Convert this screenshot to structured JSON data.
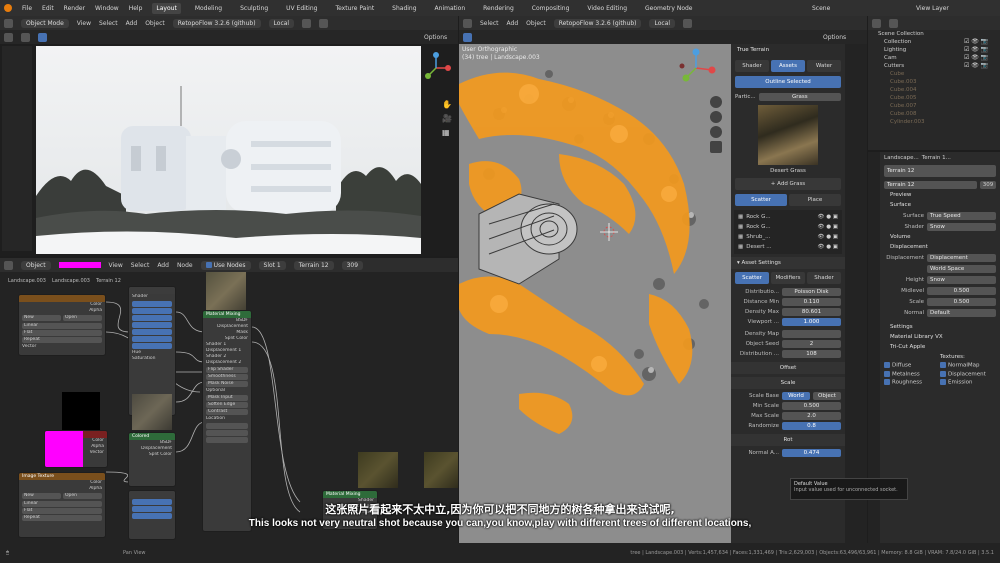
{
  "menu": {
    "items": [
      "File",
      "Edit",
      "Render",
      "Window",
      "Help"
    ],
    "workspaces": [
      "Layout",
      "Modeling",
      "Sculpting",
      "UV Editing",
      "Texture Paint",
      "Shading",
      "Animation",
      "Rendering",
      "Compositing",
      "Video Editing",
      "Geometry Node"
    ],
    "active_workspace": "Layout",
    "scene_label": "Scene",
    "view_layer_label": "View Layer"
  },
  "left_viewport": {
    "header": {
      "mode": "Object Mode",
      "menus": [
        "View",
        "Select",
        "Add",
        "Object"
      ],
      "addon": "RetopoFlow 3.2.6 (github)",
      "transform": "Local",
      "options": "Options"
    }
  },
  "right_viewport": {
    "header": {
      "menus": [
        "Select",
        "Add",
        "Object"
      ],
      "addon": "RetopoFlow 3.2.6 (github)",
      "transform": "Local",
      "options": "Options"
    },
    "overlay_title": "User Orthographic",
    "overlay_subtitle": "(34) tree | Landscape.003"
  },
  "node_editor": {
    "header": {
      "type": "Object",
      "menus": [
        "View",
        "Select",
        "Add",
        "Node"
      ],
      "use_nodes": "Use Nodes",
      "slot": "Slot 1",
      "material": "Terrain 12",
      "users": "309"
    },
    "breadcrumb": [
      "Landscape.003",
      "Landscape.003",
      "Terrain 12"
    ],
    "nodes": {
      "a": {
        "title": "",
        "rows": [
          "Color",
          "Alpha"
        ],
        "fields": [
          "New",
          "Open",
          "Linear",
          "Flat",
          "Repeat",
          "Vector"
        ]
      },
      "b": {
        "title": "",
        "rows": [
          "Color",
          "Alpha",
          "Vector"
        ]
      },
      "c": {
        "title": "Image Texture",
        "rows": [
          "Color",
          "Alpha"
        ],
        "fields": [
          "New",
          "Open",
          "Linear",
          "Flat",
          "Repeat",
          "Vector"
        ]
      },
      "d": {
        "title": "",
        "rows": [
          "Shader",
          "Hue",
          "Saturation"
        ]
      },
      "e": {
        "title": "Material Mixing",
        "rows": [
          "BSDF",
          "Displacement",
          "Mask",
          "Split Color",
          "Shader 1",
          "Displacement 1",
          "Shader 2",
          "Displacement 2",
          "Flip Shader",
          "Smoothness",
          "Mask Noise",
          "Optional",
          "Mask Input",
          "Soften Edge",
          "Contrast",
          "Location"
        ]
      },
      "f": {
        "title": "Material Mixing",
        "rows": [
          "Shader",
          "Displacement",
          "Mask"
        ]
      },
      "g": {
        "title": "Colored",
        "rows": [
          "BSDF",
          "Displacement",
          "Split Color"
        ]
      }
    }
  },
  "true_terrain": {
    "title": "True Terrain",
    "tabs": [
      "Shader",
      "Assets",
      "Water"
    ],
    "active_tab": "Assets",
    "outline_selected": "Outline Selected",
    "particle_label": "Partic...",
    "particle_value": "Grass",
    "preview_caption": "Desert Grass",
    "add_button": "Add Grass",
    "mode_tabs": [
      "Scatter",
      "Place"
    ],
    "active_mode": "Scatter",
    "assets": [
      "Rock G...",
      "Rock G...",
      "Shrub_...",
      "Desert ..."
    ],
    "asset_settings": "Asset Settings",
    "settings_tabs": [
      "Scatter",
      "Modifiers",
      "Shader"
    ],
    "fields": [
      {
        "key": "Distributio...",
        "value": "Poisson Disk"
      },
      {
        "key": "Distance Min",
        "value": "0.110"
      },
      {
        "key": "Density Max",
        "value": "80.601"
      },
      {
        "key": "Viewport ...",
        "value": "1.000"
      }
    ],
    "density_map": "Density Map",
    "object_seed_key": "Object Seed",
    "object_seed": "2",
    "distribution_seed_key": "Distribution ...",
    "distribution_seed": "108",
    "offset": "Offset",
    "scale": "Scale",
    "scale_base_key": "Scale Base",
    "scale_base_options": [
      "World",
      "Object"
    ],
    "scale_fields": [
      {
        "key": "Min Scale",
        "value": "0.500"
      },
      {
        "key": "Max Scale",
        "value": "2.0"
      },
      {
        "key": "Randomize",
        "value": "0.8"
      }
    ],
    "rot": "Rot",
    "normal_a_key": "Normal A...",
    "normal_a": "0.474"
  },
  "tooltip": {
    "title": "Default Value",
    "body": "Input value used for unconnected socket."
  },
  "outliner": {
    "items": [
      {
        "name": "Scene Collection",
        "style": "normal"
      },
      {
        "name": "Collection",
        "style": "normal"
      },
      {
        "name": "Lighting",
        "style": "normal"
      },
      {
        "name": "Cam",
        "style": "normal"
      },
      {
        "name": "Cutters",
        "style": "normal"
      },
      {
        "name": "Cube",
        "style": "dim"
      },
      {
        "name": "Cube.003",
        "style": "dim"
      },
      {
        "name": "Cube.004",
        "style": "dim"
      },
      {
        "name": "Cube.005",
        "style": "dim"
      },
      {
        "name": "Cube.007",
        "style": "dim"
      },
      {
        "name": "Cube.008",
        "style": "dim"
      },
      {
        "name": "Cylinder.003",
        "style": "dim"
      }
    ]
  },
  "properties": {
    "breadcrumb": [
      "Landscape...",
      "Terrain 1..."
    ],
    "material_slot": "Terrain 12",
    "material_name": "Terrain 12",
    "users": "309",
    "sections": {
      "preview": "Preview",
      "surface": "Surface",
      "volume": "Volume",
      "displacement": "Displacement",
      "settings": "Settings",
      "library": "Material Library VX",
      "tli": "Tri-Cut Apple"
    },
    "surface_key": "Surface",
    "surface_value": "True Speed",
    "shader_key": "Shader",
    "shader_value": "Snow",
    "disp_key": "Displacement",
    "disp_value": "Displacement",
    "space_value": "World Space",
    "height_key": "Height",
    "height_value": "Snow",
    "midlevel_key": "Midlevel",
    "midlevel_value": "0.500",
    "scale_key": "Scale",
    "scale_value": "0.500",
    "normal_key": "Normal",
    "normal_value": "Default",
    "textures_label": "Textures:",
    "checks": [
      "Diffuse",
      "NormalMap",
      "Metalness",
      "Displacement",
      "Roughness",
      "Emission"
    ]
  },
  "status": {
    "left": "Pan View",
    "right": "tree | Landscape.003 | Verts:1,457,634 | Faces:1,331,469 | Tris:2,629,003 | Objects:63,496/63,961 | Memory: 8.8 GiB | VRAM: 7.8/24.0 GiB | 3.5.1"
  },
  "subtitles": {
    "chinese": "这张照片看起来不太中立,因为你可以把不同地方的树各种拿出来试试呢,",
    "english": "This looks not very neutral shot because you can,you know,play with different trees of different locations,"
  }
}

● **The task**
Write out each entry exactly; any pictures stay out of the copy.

● **Your solution**
Convert this screenshot to structured JSON data.
{
  "menu": {
    "items": [
      "File",
      "Edit",
      "Render",
      "Window",
      "Help"
    ],
    "workspaces": [
      "Layout",
      "Modeling",
      "Sculpting",
      "UV Editing",
      "Texture Paint",
      "Shading",
      "Animation",
      "Rendering",
      "Compositing",
      "Video Editing",
      "Geometry Node"
    ],
    "active_workspace": "Layout",
    "scene_label": "Scene",
    "view_layer_label": "View Layer"
  },
  "left_viewport": {
    "header": {
      "mode": "Object Mode",
      "menus": [
        "View",
        "Select",
        "Add",
        "Object"
      ],
      "addon": "RetopoFlow 3.2.6 (github)",
      "transform": "Local",
      "options": "Options"
    }
  },
  "right_viewport": {
    "header": {
      "menus": [
        "Select",
        "Add",
        "Object"
      ],
      "addon": "RetopoFlow 3.2.6 (github)",
      "transform": "Local",
      "options": "Options"
    },
    "overlay_title": "User Orthographic",
    "overlay_subtitle": "(34) tree | Landscape.003"
  },
  "node_editor": {
    "header": {
      "type": "Object",
      "menus": [
        "View",
        "Select",
        "Add",
        "Node"
      ],
      "use_nodes": "Use Nodes",
      "slot": "Slot 1",
      "material": "Terrain 12",
      "users": "309"
    },
    "breadcrumb": [
      "Landscape.003",
      "Landscape.003",
      "Terrain 12"
    ],
    "nodes": {
      "a": {
        "title": "",
        "rows": [
          "Color",
          "Alpha"
        ],
        "fields": [
          "New",
          "Open",
          "Linear",
          "Flat",
          "Repeat",
          "Vector"
        ]
      },
      "b": {
        "title": "",
        "rows": [
          "Color",
          "Alpha",
          "Vector"
        ]
      },
      "c": {
        "title": "Image Texture",
        "rows": [
          "Color",
          "Alpha"
        ],
        "fields": [
          "New",
          "Open",
          "Linear",
          "Flat",
          "Repeat",
          "Vector"
        ]
      },
      "d": {
        "title": "",
        "rows": [
          "Shader",
          "Hue",
          "Saturation"
        ]
      },
      "e": {
        "title": "Material Mixing",
        "rows": [
          "BSDF",
          "Displacement",
          "Mask",
          "Split Color",
          "Shader 1",
          "Displacement 1",
          "Shader 2",
          "Displacement 2",
          "Flip Shader",
          "Smoothness",
          "Mask Noise",
          "Optional",
          "Mask Input",
          "Soften Edge",
          "Contrast",
          "Location"
        ]
      },
      "f": {
        "title": "Material Mixing",
        "rows": [
          "Shader",
          "Displacement",
          "Mask"
        ]
      },
      "g": {
        "title": "Colored",
        "rows": [
          "BSDF",
          "Displacement",
          "Split Color"
        ]
      }
    }
  },
  "true_terrain": {
    "title": "True Terrain",
    "tabs": [
      "Shader",
      "Assets",
      "Water"
    ],
    "active_tab": "Assets",
    "outline_selected": "Outline Selected",
    "particle_label": "Partic...",
    "particle_value": "Grass",
    "preview_caption": "Desert Grass",
    "add_button": "Add Grass",
    "mode_tabs": [
      "Scatter",
      "Place"
    ],
    "active_mode": "Scatter",
    "assets": [
      "Rock G...",
      "Rock G...",
      "Shrub_...",
      "Desert ..."
    ],
    "asset_settings": "Asset Settings",
    "settings_tabs": [
      "Scatter",
      "Modifiers",
      "Shader"
    ],
    "fields": [
      {
        "key": "Distributio...",
        "value": "Poisson Disk"
      },
      {
        "key": "Distance Min",
        "value": "0.110"
      },
      {
        "key": "Density Max",
        "value": "80.601"
      },
      {
        "key": "Viewport ...",
        "value": "1.000"
      }
    ],
    "density_map": "Density Map",
    "object_seed_key": "Object Seed",
    "object_seed": "2",
    "distribution_seed_key": "Distribution ...",
    "distribution_seed": "108",
    "offset": "Offset",
    "scale": "Scale",
    "scale_base_key": "Scale Base",
    "scale_base_options": [
      "World",
      "Object"
    ],
    "scale_fields": [
      {
        "key": "Min Scale",
        "value": "0.500"
      },
      {
        "key": "Max Scale",
        "value": "2.0"
      },
      {
        "key": "Randomize",
        "value": "0.8"
      }
    ],
    "rot": "Rot",
    "normal_a_key": "Normal A...",
    "normal_a": "0.474"
  },
  "tooltip": {
    "title": "Default Value",
    "body": "Input value used for unconnected socket."
  },
  "outliner": {
    "items": [
      {
        "name": "Scene Collection",
        "style": "normal"
      },
      {
        "name": "Collection",
        "style": "normal"
      },
      {
        "name": "Lighting",
        "style": "normal"
      },
      {
        "name": "Cam",
        "style": "normal"
      },
      {
        "name": "Cutters",
        "style": "normal"
      },
      {
        "name": "Cube",
        "style": "dim"
      },
      {
        "name": "Cube.003",
        "style": "dim"
      },
      {
        "name": "Cube.004",
        "style": "dim"
      },
      {
        "name": "Cube.005",
        "style": "dim"
      },
      {
        "name": "Cube.007",
        "style": "dim"
      },
      {
        "name": "Cube.008",
        "style": "dim"
      },
      {
        "name": "Cylinder.003",
        "style": "dim"
      }
    ]
  },
  "properties": {
    "breadcrumb": [
      "Landscape...",
      "Terrain 1..."
    ],
    "material_slot": "Terrain 12",
    "material_name": "Terrain 12",
    "users": "309",
    "sections": {
      "preview": "Preview",
      "surface": "Surface",
      "volume": "Volume",
      "displacement": "Displacement",
      "settings": "Settings",
      "library": "Material Library VX",
      "tli": "Tri-Cut Apple"
    },
    "surface_key": "Surface",
    "surface_value": "True Speed",
    "shader_key": "Shader",
    "shader_value": "Snow",
    "disp_key": "Displacement",
    "disp_value": "Displacement",
    "space_value": "World Space",
    "height_key": "Height",
    "height_value": "Snow",
    "midlevel_key": "Midlevel",
    "midlevel_value": "0.500",
    "scale_key": "Scale",
    "scale_value": "0.500",
    "normal_key": "Normal",
    "normal_value": "Default",
    "textures_label": "Textures:",
    "checks": [
      "Diffuse",
      "NormalMap",
      "Metalness",
      "Displacement",
      "Roughness",
      "Emission"
    ]
  },
  "status": {
    "left": "Pan View",
    "right": "tree | Landscape.003 | Verts:1,457,634 | Faces:1,331,469 | Tris:2,629,003 | Objects:63,496/63,961 | Memory: 8.8 GiB | VRAM: 7.8/24.0 GiB | 3.5.1"
  },
  "subtitles": {
    "chinese": "这张照片看起来不太中立,因为你可以把不同地方的树各种拿出来试试呢,",
    "english": "This looks not very neutral shot because you can,you know,play with different trees of different locations,"
  }
}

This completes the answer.